INFORMATION SUPPLIED: Begin
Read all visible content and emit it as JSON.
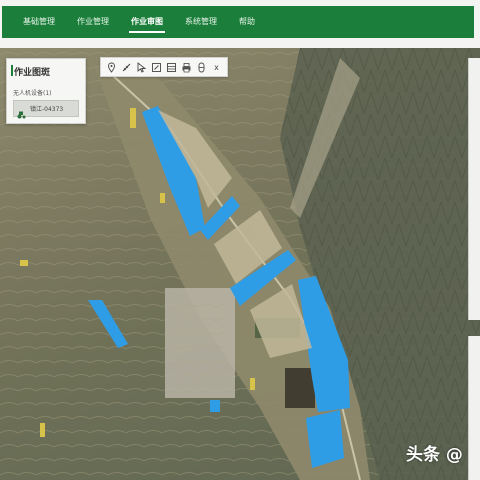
{
  "nav": {
    "items": [
      {
        "label": "基础管理",
        "active": false
      },
      {
        "label": "作业管理",
        "active": false
      },
      {
        "label": "作业审图",
        "active": true
      },
      {
        "label": "系统管理",
        "active": false
      },
      {
        "label": "帮助",
        "active": false
      }
    ]
  },
  "panel": {
    "title": "作业图斑",
    "subtitle": "无人机设备(1)",
    "device": {
      "label": "镇江-04373",
      "icon": "tractor-icon"
    }
  },
  "toolbar": {
    "tools": [
      "location-pin-icon",
      "measure-icon",
      "select-icon",
      "edit-icon",
      "layers-icon",
      "print-icon",
      "capsule-icon",
      "close-icon"
    ],
    "close_label": "x"
  },
  "watermark": {
    "text": "头条 @"
  },
  "colors": {
    "nav_green": "#1b7f3b",
    "field_blue": "#2f9ce6",
    "panel_bg": "#f6f6f4"
  }
}
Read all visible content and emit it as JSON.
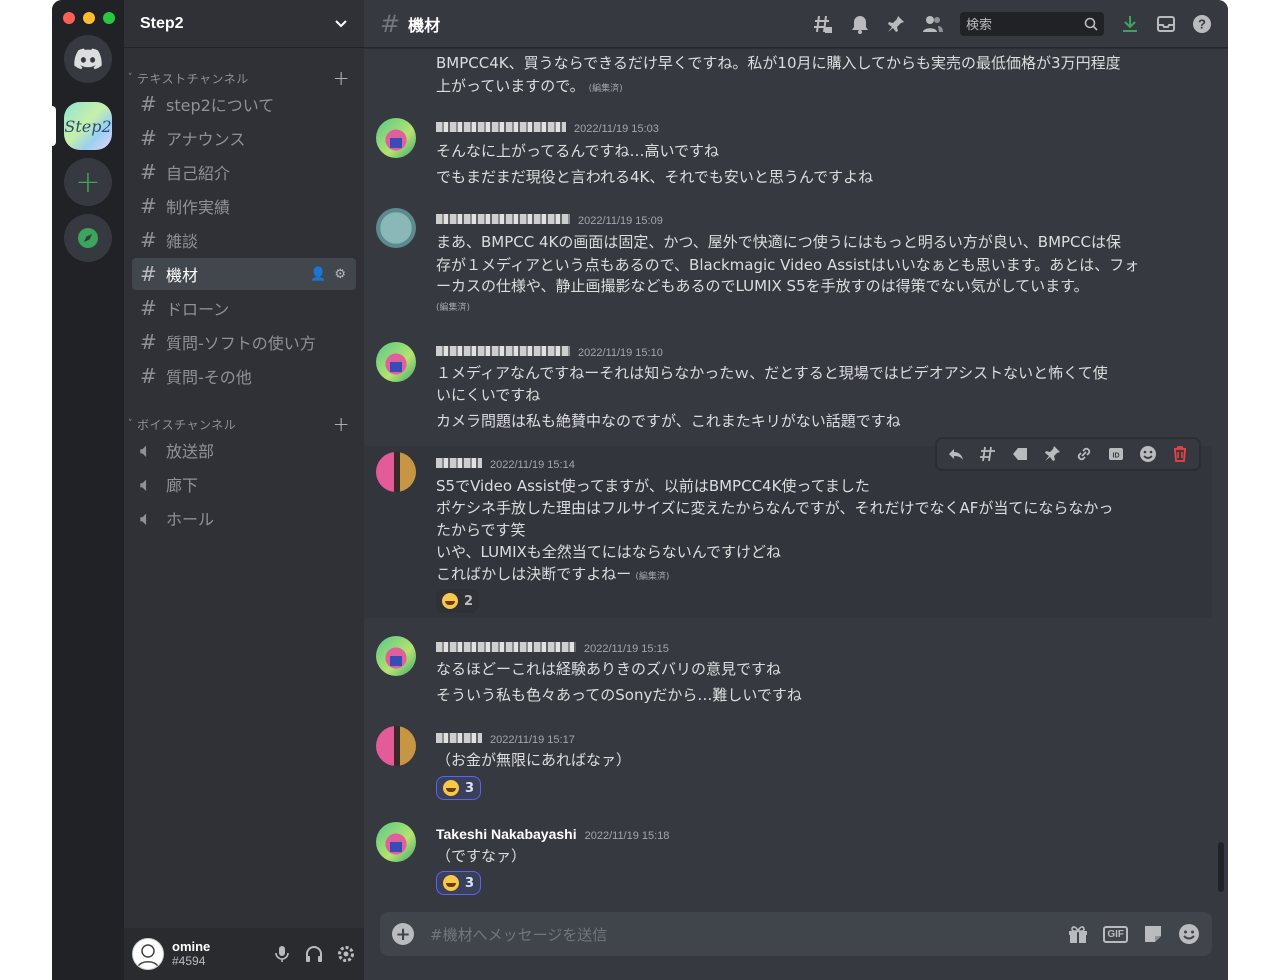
{
  "app": {
    "server_name": "Step2",
    "server_icon_text": "Step2"
  },
  "categories": {
    "text": "テキストチャンネル",
    "voice": "ボイスチャンネル"
  },
  "channels": [
    {
      "name": "step2について"
    },
    {
      "name": "アナウンス"
    },
    {
      "name": "自己紹介"
    },
    {
      "name": "制作実績"
    },
    {
      "name": "雑談"
    },
    {
      "name": "機材"
    },
    {
      "name": "ドローン"
    },
    {
      "name": "質問-ソフトの使い方"
    },
    {
      "name": "質問-その他"
    }
  ],
  "voice_channels": [
    {
      "name": "放送部"
    },
    {
      "name": "廊下"
    },
    {
      "name": "ホール"
    }
  ],
  "user": {
    "name": "omine",
    "tag": "#4594"
  },
  "topbar": {
    "channel": "機材",
    "search_placeholder": "検索"
  },
  "messages": [
    {
      "lines": [
        "BMPCC4K、買うならできるだけ早くですね。私が10月に購入してからも実売の最低価格が3万円程度",
        "上がっていますので。"
      ],
      "edited": "(編集済)"
    },
    {
      "time": "2022/11/19 15:03",
      "lines": [
        "そんなに上がってるんですね…高いですね",
        "でもまだまだ現役と言われる4K、それでも安いと思うんですよね"
      ]
    },
    {
      "time": "2022/11/19 15:09",
      "lines": [
        "まあ、BMPCC 4Kの画面は固定、かつ、屋外で快適につ使うにはもっと明るい方が良い、BMPCCは保",
        "存が１メディアという点もあるので、Blackmagic Video Assistはいいなぁとも思います。あとは、フォ",
        "ーカスの仕様や、静止画撮影などもあるのでLUMIX S5を手放すのは得策でない気がしています。"
      ],
      "edited": "(編集済)"
    },
    {
      "time": "2022/11/19 15:10",
      "lines": [
        "１メディアなんですねーそれは知らなかったｗ、だとすると現場ではビデオアシストないと怖くて使",
        "いにくいですね",
        "カメラ問題は私も絶賛中なのですが、これまたキリがない話題ですね"
      ]
    },
    {
      "time": "2022/11/19 15:14",
      "lines": [
        "S5でVideo Assist使ってますが、以前はBMPCC4K使ってました",
        "ポケシネ手放した理由はフルサイズに変えたからなんですが、それだけでなくAFが当てにならなかっ",
        "たからです笑",
        "いや、LUMIXも全然当てにはならないんですけどね",
        "こればかしは決断ですよねー"
      ],
      "edited": "(編集済)",
      "reaction": "2"
    },
    {
      "time": "2022/11/19 15:15",
      "lines": [
        "なるほどーこれは経験ありきのズバリの意見ですね",
        "そういう私も色々あってのSonyだから…難しいですね"
      ]
    },
    {
      "time": "2022/11/19 15:17",
      "lines": [
        "（お金が無限にあればなァ）"
      ],
      "reaction": "3"
    },
    {
      "author": "Takeshi Nakabayashi",
      "time": "2022/11/19 15:18",
      "lines": [
        "（ですなァ）"
      ],
      "reaction": "3"
    }
  ],
  "composer": {
    "placeholder": "#機材へメッセージを送信"
  },
  "colors": {
    "accent": "#5865f2",
    "green": "#3ba55d",
    "danger": "#ed4245"
  }
}
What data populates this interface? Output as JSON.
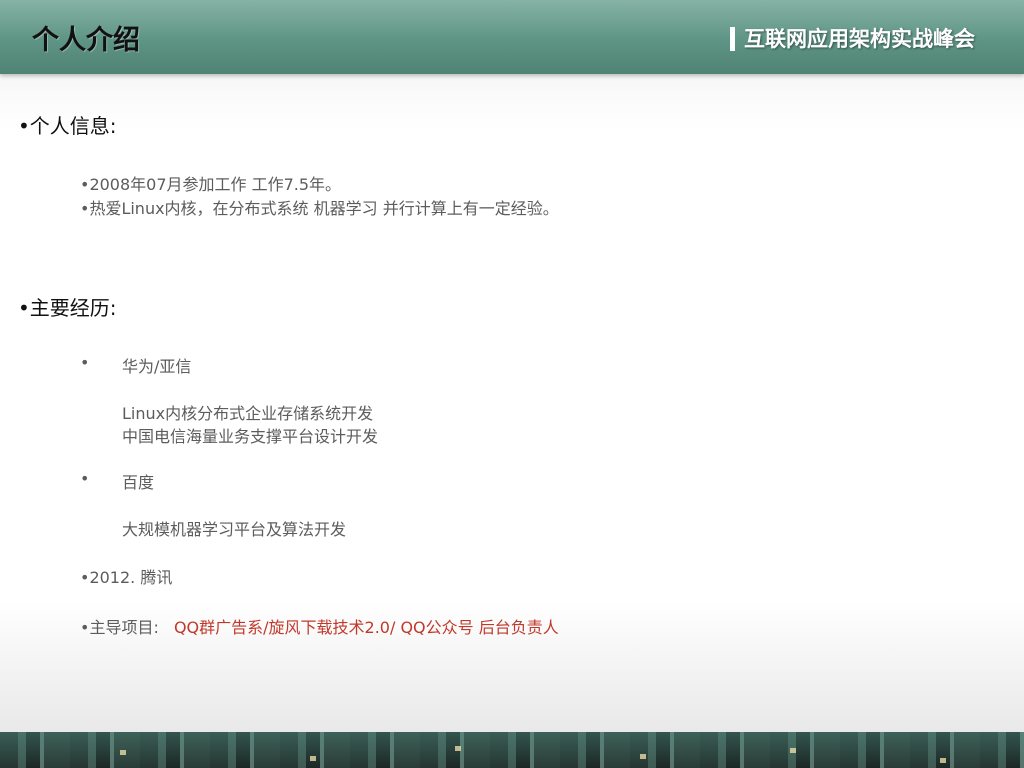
{
  "header": {
    "title": "个人介绍",
    "brand": "互联网应用架构实战峰会"
  },
  "personal_info": {
    "heading": "•个人信息:",
    "items": [
      "•2008年07月参加工作 工作7.5年。",
      "•热爱Linux内核，在分布式系统 机器学习 并行计算上有一定经验。"
    ]
  },
  "experience": {
    "heading": "•主要经历:",
    "bullet": "•",
    "huawei": {
      "company": "华为/亚信",
      "details": [
        "Linux内核分布式企业存储系统开发",
        "中国电信海量业务支撑平台设计开发"
      ]
    },
    "baidu": {
      "company": "百度",
      "details": [
        "大规模机器学习平台及算法开发"
      ]
    },
    "tencent": "•2012. 腾讯",
    "projects": {
      "label": "•主导项目:",
      "value": "QQ群广告系/旋风下载技术2.0/ QQ公众号 后台负责人"
    },
    "colors": {
      "highlight": "#c0392b",
      "body_text": "#5c5c5c"
    }
  }
}
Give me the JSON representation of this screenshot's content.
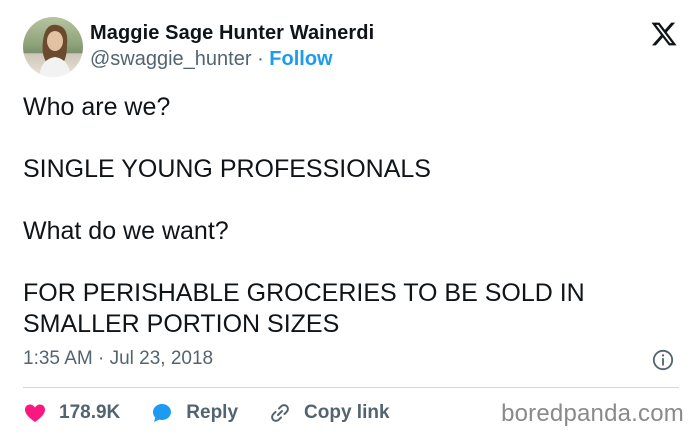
{
  "author": {
    "display_name": "Maggie Sage Hunter Wainerdi",
    "handle": "@swaggie_hunter",
    "separator": " · ",
    "follow_label": "Follow"
  },
  "tweet": {
    "lines": [
      "Who are we?",
      "SINGLE YOUNG PROFESSIONALS",
      "What do we want?",
      "FOR PERISHABLE GROCERIES TO BE SOLD IN SMALLER PORTION SIZES"
    ],
    "timestamp": "1:35 AM · Jul 23, 2018"
  },
  "actions": {
    "like_count": "178.9K",
    "reply_label": "Reply",
    "copy_link_label": "Copy link"
  },
  "watermark": "boredpanda.com",
  "colors": {
    "accent": "#1d9bf0",
    "like": "#f91880",
    "muted": "#536471"
  },
  "icons": {
    "logo": "x-logo-icon",
    "info": "info-icon",
    "like": "heart-icon",
    "reply": "speech-bubble-icon",
    "copy": "link-icon"
  }
}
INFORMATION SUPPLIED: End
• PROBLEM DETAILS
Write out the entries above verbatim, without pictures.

• SOLUTION FOR THIS TASK
Read all visible content and emit it as JSON.
{
  "nav": {
    "items": [
      {
        "label": "基础管理",
        "active": false
      },
      {
        "label": "作业管理",
        "active": false
      },
      {
        "label": "作业审图",
        "active": true
      },
      {
        "label": "系统管理",
        "active": false
      },
      {
        "label": "帮助",
        "active": false
      }
    ]
  },
  "panel": {
    "title": "作业图斑",
    "subtitle": "无人机设备(1)",
    "device": {
      "label": "镇江-04373",
      "icon": "tractor-icon"
    }
  },
  "toolbar": {
    "tools": [
      "location-pin-icon",
      "measure-icon",
      "select-icon",
      "edit-icon",
      "layers-icon",
      "print-icon",
      "capsule-icon",
      "close-icon"
    ],
    "close_label": "x"
  },
  "watermark": {
    "text": "头条 @"
  },
  "colors": {
    "nav_green": "#1b7f3b",
    "field_blue": "#2f9ce6",
    "panel_bg": "#f6f6f4"
  }
}
Read all visible content and emit it as JSON.
{
  "app": {
    "server_name": "Step2",
    "server_icon_text": "Step2"
  },
  "categories": {
    "text": "テキストチャンネル",
    "voice": "ボイスチャンネル"
  },
  "channels": [
    {
      "name": "step2について"
    },
    {
      "name": "アナウンス"
    },
    {
      "name": "自己紹介"
    },
    {
      "name": "制作実績"
    },
    {
      "name": "雑談"
    },
    {
      "name": "機材"
    },
    {
      "name": "ドローン"
    },
    {
      "name": "質問-ソフトの使い方"
    },
    {
      "name": "質問-その他"
    }
  ],
  "voice_channels": [
    {
      "name": "放送部"
    },
    {
      "name": "廊下"
    },
    {
      "name": "ホール"
    }
  ],
  "user": {
    "name": "omine",
    "tag": "#4594"
  },
  "topbar": {
    "channel": "機材",
    "search_placeholder": "検索"
  },
  "messages": [
    {
      "lines": [
        "BMPCC4K、買うならできるだけ早くですね。私が10月に購入してからも実売の最低価格が3万円程度",
        "上がっていますので。"
      ],
      "edited": "(編集済)"
    },
    {
      "time": "2022/11/19 15:03",
      "lines": [
        "そんなに上がってるんですね…高いですね",
        "でもまだまだ現役と言われる4K、それでも安いと思うんですよね"
      ]
    },
    {
      "time": "2022/11/19 15:09",
      "lines": [
        "まあ、BMPCC 4Kの画面は固定、かつ、屋外で快適につ使うにはもっと明るい方が良い、BMPCCは保",
        "存が１メディアという点もあるので、Blackmagic Video Assistはいいなぁとも思います。あとは、フォ",
        "ーカスの仕様や、静止画撮影などもあるのでLUMIX S5を手放すのは得策でない気がしています。"
      ],
      "edited": "(編集済)"
    },
    {
      "time": "2022/11/19 15:10",
      "lines": [
        "１メディアなんですねーそれは知らなかったｗ、だとすると現場ではビデオアシストないと怖くて使",
        "いにくいですね",
        "カメラ問題は私も絶賛中なのですが、これまたキリがない話題ですね"
      ]
    },
    {
      "time": "2022/11/19 15:14",
      "lines": [
        "S5でVideo Assist使ってますが、以前はBMPCC4K使ってました",
        "ポケシネ手放した理由はフルサイズに変えたからなんですが、それだけでなくAFが当てにならなかっ",
        "たからです笑",
        "いや、LUMIXも全然当てにはならないんですけどね",
        "こればかしは決断ですよねー"
      ],
      "edited": "(編集済)",
      "reaction": "2"
    },
    {
      "time": "2022/11/19 15:15",
      "lines": [
        "なるほどーこれは経験ありきのズバリの意見ですね",
        "そういう私も色々あってのSonyだから…難しいですね"
      ]
    },
    {
      "time": "2022/11/19 15:17",
      "lines": [
        "（お金が無限にあればなァ）"
      ],
      "reaction": "3"
    },
    {
      "author": "Takeshi Nakabayashi",
      "time": "2022/11/19 15:18",
      "lines": [
        "（ですなァ）"
      ],
      "reaction": "3"
    }
  ],
  "composer": {
    "placeholder": "#機材へメッセージを送信"
  },
  "colors": {
    "accent": "#5865f2",
    "green": "#3ba55d",
    "danger": "#ed4245"
  }
}
What data populates this interface? Output as JSON.
{
  "header": {
    "title": "个人介绍",
    "brand": "互联网应用架构实战峰会"
  },
  "personal_info": {
    "heading": "•个人信息:",
    "items": [
      "•2008年07月参加工作 工作7.5年。",
      "•热爱Linux内核，在分布式系统 机器学习 并行计算上有一定经验。"
    ]
  },
  "experience": {
    "heading": "•主要经历:",
    "bullet": "•",
    "huawei": {
      "company": "华为/亚信",
      "details": [
        "Linux内核分布式企业存储系统开发",
        "中国电信海量业务支撑平台设计开发"
      ]
    },
    "baidu": {
      "company": "百度",
      "details": [
        "大规模机器学习平台及算法开发"
      ]
    },
    "tencent": "•2012. 腾讯",
    "projects": {
      "label": "•主导项目:",
      "value": "QQ群广告系/旋风下载技术2.0/ QQ公众号 后台负责人"
    },
    "colors": {
      "highlight": "#c0392b",
      "body_text": "#5c5c5c"
    }
  }
}
Give me the JSON representation of this screenshot's content.
{
  "author": {
    "display_name": "Maggie Sage Hunter Wainerdi",
    "handle": "@swaggie_hunter",
    "separator": " · ",
    "follow_label": "Follow"
  },
  "tweet": {
    "lines": [
      "Who are we?",
      "SINGLE YOUNG PROFESSIONALS",
      "What do we want?",
      "FOR PERISHABLE GROCERIES TO BE SOLD IN SMALLER PORTION SIZES"
    ],
    "timestamp": "1:35 AM · Jul 23, 2018"
  },
  "actions": {
    "like_count": "178.9K",
    "reply_label": "Reply",
    "copy_link_label": "Copy link"
  },
  "watermark": "boredpanda.com",
  "colors": {
    "accent": "#1d9bf0",
    "like": "#f91880",
    "muted": "#536471"
  },
  "icons": {
    "logo": "x-logo-icon",
    "info": "info-icon",
    "like": "heart-icon",
    "reply": "speech-bubble-icon",
    "copy": "link-icon"
  }
}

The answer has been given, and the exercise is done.